* _Work order_
Scan each line of the records for the word "Positions" and extract the ones that have it.

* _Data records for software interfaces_
+-------+

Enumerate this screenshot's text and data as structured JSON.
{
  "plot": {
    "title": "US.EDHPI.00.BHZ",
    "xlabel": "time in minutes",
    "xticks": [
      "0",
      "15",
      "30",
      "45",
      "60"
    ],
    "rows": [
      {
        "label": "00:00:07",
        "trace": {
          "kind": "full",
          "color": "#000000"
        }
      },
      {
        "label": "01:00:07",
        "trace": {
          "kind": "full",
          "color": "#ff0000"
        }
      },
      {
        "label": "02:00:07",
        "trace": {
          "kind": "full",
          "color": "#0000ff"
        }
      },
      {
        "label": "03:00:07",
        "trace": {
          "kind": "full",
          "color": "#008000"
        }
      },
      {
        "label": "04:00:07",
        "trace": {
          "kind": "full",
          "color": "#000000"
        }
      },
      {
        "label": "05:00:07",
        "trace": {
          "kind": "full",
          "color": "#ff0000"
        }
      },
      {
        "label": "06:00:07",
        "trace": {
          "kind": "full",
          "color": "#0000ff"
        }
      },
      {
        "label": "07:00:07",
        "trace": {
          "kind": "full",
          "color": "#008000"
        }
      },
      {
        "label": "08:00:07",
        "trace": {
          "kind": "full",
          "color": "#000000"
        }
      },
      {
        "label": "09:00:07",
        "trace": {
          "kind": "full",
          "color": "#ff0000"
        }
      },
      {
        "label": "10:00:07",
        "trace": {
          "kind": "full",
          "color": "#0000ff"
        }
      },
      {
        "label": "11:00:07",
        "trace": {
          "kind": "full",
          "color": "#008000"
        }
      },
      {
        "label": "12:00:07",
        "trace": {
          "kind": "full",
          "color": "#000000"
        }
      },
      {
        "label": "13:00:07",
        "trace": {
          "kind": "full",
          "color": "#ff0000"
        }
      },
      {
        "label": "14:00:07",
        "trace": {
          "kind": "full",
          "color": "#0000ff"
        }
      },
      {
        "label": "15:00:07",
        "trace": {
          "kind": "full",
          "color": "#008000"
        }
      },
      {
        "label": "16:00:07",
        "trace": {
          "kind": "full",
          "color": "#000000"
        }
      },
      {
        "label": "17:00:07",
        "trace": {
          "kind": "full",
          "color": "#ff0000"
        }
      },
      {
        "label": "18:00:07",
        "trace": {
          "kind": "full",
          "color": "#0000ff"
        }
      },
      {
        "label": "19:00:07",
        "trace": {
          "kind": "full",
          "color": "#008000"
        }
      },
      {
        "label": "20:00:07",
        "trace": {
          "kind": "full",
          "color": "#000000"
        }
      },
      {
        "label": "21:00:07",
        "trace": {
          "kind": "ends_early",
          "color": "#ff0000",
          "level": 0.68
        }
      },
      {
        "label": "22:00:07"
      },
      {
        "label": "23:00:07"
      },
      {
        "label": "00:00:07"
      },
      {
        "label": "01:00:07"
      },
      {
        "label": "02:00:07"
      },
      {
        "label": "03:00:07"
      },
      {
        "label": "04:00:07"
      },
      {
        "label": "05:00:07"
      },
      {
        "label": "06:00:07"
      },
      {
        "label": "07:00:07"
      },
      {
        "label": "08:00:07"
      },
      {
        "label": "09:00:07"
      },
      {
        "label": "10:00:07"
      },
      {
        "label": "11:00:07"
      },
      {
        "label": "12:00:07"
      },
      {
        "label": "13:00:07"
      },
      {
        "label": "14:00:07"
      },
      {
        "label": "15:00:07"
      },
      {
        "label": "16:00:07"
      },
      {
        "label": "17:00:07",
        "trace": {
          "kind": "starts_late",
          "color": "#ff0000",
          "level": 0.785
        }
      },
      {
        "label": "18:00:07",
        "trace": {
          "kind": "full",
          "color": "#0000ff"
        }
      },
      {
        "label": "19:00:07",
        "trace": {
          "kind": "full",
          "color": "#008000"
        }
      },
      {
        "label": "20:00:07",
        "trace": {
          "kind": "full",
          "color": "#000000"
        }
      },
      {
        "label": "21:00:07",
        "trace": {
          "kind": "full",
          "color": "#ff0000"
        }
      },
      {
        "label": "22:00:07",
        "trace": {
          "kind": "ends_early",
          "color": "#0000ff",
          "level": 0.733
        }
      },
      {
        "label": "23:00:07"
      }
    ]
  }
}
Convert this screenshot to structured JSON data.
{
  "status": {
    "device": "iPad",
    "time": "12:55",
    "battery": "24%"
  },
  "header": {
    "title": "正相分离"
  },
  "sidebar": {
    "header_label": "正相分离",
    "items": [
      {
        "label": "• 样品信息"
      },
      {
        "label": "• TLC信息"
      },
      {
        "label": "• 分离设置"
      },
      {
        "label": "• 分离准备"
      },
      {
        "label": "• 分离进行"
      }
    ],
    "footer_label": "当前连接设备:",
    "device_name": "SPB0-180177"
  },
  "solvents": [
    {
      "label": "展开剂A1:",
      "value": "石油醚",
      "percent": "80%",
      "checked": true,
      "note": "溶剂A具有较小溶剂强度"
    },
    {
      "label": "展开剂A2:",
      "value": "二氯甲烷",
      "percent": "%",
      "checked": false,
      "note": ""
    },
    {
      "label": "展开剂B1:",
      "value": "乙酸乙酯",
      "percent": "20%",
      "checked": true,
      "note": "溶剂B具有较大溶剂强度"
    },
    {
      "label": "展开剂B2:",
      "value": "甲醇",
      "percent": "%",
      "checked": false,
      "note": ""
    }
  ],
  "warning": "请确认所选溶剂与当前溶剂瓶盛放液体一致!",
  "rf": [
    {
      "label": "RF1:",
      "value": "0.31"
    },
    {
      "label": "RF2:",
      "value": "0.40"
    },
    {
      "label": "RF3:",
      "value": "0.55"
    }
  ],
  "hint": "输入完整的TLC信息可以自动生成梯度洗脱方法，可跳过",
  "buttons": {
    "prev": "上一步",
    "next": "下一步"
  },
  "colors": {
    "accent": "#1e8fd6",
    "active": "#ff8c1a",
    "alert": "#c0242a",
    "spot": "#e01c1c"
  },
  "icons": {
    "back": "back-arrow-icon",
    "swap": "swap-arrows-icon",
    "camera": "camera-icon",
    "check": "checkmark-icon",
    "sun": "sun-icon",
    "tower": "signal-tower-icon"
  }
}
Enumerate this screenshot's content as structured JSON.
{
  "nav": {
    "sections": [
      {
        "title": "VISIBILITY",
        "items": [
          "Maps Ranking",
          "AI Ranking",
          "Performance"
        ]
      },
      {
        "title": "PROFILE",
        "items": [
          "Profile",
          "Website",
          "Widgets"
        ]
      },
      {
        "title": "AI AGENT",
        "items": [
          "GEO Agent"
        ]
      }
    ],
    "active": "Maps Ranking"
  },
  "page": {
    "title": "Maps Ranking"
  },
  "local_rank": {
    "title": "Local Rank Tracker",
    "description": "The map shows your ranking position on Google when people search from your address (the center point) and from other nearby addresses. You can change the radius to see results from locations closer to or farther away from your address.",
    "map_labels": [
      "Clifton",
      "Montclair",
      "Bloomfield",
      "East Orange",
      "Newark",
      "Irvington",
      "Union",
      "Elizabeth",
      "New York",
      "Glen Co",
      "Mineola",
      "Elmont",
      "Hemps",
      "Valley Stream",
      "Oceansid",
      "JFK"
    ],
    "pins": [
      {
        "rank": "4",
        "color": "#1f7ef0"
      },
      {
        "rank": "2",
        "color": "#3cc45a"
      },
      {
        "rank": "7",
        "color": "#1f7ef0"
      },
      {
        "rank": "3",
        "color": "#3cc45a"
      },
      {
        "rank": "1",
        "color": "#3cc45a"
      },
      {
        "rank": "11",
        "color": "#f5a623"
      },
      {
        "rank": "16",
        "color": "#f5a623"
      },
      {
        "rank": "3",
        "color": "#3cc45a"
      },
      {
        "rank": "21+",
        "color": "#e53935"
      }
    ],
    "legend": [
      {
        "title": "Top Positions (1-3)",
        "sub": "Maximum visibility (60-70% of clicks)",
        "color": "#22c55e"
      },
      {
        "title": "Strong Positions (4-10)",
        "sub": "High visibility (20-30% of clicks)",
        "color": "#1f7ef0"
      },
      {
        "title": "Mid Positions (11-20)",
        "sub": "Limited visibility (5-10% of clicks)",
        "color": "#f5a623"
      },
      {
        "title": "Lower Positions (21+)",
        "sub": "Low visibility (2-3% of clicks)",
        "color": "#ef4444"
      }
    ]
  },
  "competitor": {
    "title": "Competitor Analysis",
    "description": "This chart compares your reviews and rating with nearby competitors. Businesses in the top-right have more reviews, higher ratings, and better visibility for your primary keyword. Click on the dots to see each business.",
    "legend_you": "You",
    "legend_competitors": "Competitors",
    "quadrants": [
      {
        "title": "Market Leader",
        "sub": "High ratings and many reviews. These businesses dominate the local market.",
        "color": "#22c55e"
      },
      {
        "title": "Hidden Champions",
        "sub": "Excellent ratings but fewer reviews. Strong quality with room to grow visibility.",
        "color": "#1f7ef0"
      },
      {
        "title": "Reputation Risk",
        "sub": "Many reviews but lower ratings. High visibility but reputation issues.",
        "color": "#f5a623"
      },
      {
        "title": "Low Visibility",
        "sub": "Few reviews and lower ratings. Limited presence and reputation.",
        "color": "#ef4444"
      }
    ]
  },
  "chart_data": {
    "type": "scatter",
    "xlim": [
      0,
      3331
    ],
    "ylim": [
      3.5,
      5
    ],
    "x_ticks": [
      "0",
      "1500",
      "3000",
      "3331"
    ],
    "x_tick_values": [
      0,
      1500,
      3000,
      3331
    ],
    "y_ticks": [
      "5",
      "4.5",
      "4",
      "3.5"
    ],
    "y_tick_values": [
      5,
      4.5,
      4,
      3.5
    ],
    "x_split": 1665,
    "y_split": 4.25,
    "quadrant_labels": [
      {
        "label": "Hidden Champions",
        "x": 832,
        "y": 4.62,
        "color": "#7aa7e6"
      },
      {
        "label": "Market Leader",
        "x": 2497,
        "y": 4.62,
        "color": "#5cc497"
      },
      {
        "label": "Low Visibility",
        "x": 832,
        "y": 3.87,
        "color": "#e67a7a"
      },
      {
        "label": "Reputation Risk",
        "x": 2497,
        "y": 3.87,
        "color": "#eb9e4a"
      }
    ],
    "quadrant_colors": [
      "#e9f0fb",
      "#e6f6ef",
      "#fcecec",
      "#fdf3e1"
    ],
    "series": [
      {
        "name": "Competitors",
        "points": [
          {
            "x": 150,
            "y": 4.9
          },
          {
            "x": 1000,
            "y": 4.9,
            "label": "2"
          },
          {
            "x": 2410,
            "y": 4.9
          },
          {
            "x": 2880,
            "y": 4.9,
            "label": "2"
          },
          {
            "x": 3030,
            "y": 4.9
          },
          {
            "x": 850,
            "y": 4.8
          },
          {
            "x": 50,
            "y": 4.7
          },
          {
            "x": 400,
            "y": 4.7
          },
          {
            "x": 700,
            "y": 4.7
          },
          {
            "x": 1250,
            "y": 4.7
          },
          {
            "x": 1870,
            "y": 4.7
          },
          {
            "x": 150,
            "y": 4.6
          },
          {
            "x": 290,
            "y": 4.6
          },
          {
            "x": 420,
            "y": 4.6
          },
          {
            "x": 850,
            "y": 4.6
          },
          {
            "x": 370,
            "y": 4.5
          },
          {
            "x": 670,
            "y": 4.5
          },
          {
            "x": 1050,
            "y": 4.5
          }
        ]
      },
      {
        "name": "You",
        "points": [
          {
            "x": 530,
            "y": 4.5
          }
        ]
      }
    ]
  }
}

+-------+

* _Task answer_
        "title": "Top Positions (1-3)",
        "title": "Strong Positions (4-10)",
        "title": "Mid Positions (11-20)",
        "title": "Lower Positions (21+)",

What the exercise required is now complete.